Written by: Dr. Gary Borgman
In the two previous issues of Osceola Woman I have discussed “Choosing a New Pet” and “Puppy and Kitten Nutrition”. Now I would like to discuss the very important topic of disease prevention for these vulnerable new pets.
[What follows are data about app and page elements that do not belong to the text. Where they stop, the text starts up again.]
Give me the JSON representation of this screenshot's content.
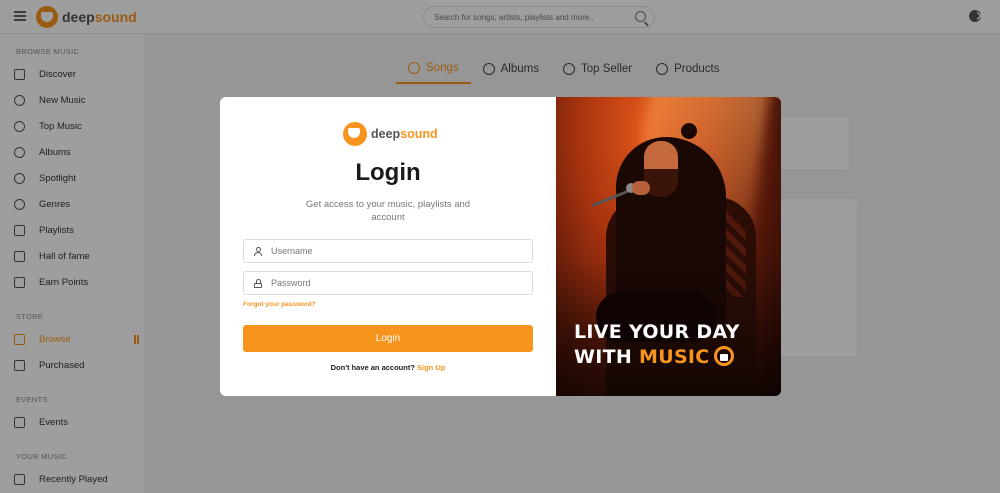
{
  "header": {
    "brand_deep": "deep",
    "brand_sound": "sound",
    "search_placeholder": "Search for songs, artists, playlists and more.."
  },
  "sidebar": {
    "browse_heading": "BROWSE MUSIC",
    "browse_items": [
      "Discover",
      "New Music",
      "Top Music",
      "Albums",
      "Spotlight",
      "Genres",
      "Playlists",
      "Hall of fame",
      "Earn Points"
    ],
    "store_heading": "STORE",
    "store_items": [
      "Browse",
      "Purchased"
    ],
    "events_heading": "EVENTS",
    "events_items": [
      "Events"
    ],
    "your_music_heading": "YOUR MUSIC",
    "your_music_items": [
      "Recently Played"
    ],
    "active_item": "Browse"
  },
  "tabs": [
    "Songs",
    "Albums",
    "Top Seller",
    "Products"
  ],
  "active_tab": "Songs",
  "modal": {
    "brand_deep": "deep",
    "brand_sound": "sound",
    "title": "Login",
    "subtitle": "Get access to your music, playlists and account",
    "username_placeholder": "Username",
    "password_placeholder": "Password",
    "forgot": "Forgot your password?",
    "login_button": "Login",
    "no_account": "Don't have an account?",
    "signup": "Sign Up",
    "slogan_line1": "LIVE YOUR DAY",
    "slogan_with": "WITH",
    "slogan_music": "MUSIC"
  },
  "colors": {
    "accent": "#f7941d",
    "overlay": "rgba(0,0,0,0.38)"
  }
}
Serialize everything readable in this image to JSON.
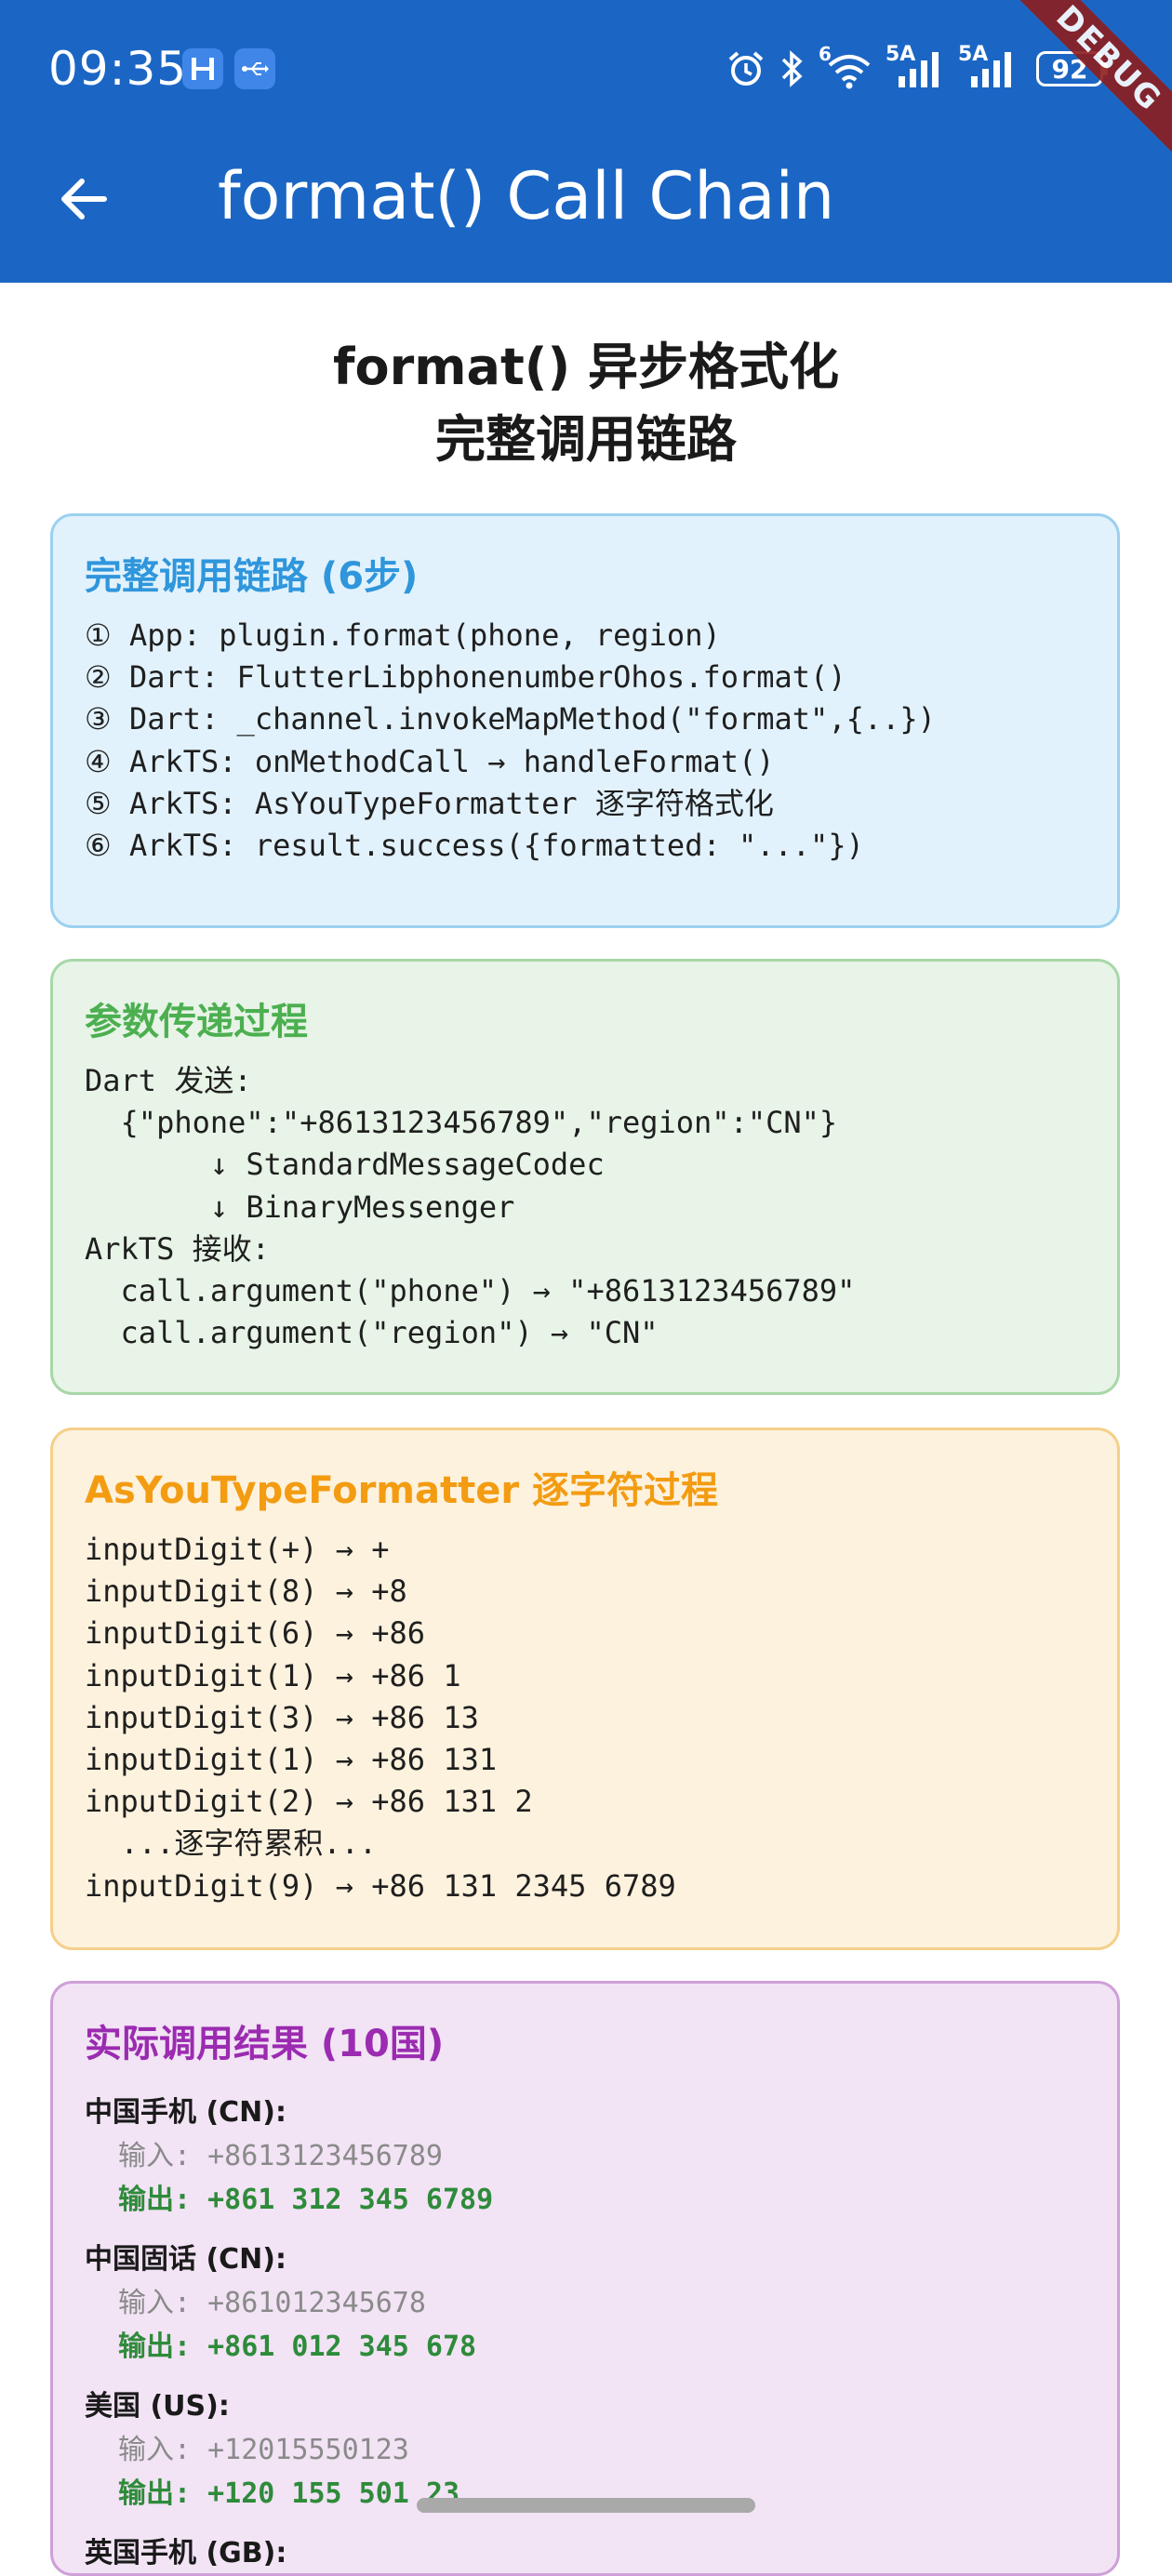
{
  "status_bar": {
    "time": "09:35",
    "signal_1_label": "5A",
    "signal_2_label": "5A",
    "wifi_label": "6",
    "battery": "92",
    "debug_banner": "DEBUG",
    "icons": [
      "harmony-app-icon",
      "usb-icon",
      "alarm-icon",
      "bluetooth-icon",
      "wifi-icon",
      "signal-icon",
      "signal-icon",
      "battery-icon"
    ]
  },
  "app_bar": {
    "title": "format() Call Chain",
    "back_icon": "arrow-back-icon"
  },
  "page_title": {
    "line1": "format() 异步格式化",
    "line2": "完整调用链路"
  },
  "call_chain_card": {
    "title": "完整调用链路 (6步)",
    "lines": [
      "① App: plugin.format(phone, region)",
      "② Dart: FlutterLibphonenumberOhos.format()",
      "③ Dart: _channel.invokeMapMethod(\"format\",{..})",
      "④ ArkTS: onMethodCall → handleFormat()",
      "⑤ ArkTS: AsYouTypeFormatter 逐字符格式化",
      "⑥ ArkTS: result.success({formatted: \"...\"})"
    ]
  },
  "params_card": {
    "title": "参数传递过程",
    "lines": [
      "Dart 发送:",
      "  {\"phone\":\"+8613123456789\",\"region\":\"CN\"}",
      "       ↓ StandardMessageCodec",
      "       ↓ BinaryMessenger",
      "ArkTS 接收:",
      "  call.argument(\"phone\") → \"+8613123456789\"",
      "  call.argument(\"region\") → \"CN\""
    ]
  },
  "formatter_card": {
    "title": "AsYouTypeFormatter 逐字符过程",
    "lines": [
      "inputDigit(+) → +",
      "inputDigit(8) → +8",
      "inputDigit(6) → +86",
      "inputDigit(1) → +86 1",
      "inputDigit(3) → +86 13",
      "inputDigit(1) → +86 131",
      "inputDigit(2) → +86 131 2",
      "  ...逐字符累积...",
      "inputDigit(9) → +86 131 2345 6789"
    ]
  },
  "results_card": {
    "title": "实际调用结果 (10国)",
    "items": [
      {
        "name": "中国手机 (CN):",
        "input": "输入: +8613123456789",
        "output": "输出: +861 312 345 6789"
      },
      {
        "name": "中国固话 (CN):",
        "input": "输入: +861012345678",
        "output": "输出: +861 012 345 678"
      },
      {
        "name": "美国 (US):",
        "input": "输入: +12015550123",
        "output": "输出: +120 155 501 23"
      },
      {
        "name": "英国手机 (GB):",
        "input": "",
        "output": ""
      }
    ]
  }
}
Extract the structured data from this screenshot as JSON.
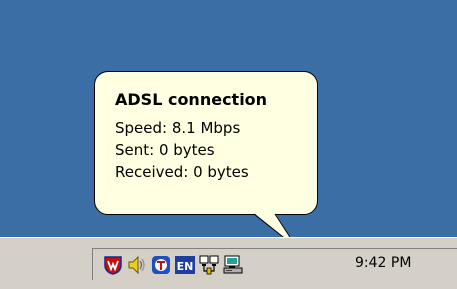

Puppies and kittens are born with maternal antibodies against diseases, but it is very dependent upon the vaccination status of the mother. A properly immunized dog or cat will transfer enough antibodies against communicable diseases to protect the newborn for a few weeks. Unfortunately, this passive protection will rapidly decrease and the young puppy or kitten could become unprotected as early as three weeks, or as late as about twelve weeks of age. Our goal is to stimulate an active immune response in these young patients through a series of vaccinations beginning at six weeks of age. It is important to continue the immunizations every three weeks up until the patient is at least fifteen and preferably sixteen weeks old. This vaccination protocol will stimulate the young patient’s immunization system as soon as possible and confer protection for about one year. Twelve months after completion of the puppy or kitten series it will be time for an annual physical examination, parasite check, and booster vaccinations.
We always advise pet parents of these vulnerable young puppies and kittens to act as if the patient is unprotected until completion of the vaccination series. This means house confinement and limited time outdoors. If a back yard or patio area is fenced and no dogs or cats ever come into the area, it is okay to allow the patient into this area for exercise and eliminations. A front yard and public areas should be avoided because Parvo virus and Panleukopenia virus can persist in the soil for up to one year. Any close contact with a free ranging animal or even one on a leash can also be possible exposure to deadly viruses such as Distemper or Parvo. These young patients are also highly vulnerable to Rabies, which can be present in feral cats, raccoons, and any other mammal.
A first visit for a puppy will include a review of any previous veterinary care, a complete physical examination, a microscopic fecal examination for intestinal parasites, and administration of the first immunizations. We will also discuss nutrition and feeding (see previous Osceola Woman article), heartworm and external parasite prevention and housebreaking. This is also time to discuss crate training for puppies. Fortunately, kittens are much easier to “housetrain”. Providing a clean litter box, fresh water, and proper nutrition is all that is needed! Love and affection of course are needed for kittens, as well as puppies, and that is the easy part.
The core recommended vaccinations for puppies are Canine Distemper, Adeno Virus, Parvo, Parinfluenza, Bordatella, Leptospirosis, and Rabies. For kittens we are vaccinating to prevent Panleukopenia, Viral Rhinotracheitis, Feline Leukemia virus, and Rabies. Dogs who are traveling to many states north of Florida should also be vaccinated against Lyme disease. Additionally, there is now a vaccine to prevent the newest strain of Canine Influenza and some kennels require it. So far, this new strain is not common in Florida, but it is only one state away.
The veterinarians and staff at Kissimmee Animal Hospital (407-846-3912) and Poinciana Pet Clinic (407-518-0880) are available to answer any questions you may have about recommended vaccinations or any other pet health issues. We are here to help and to serve.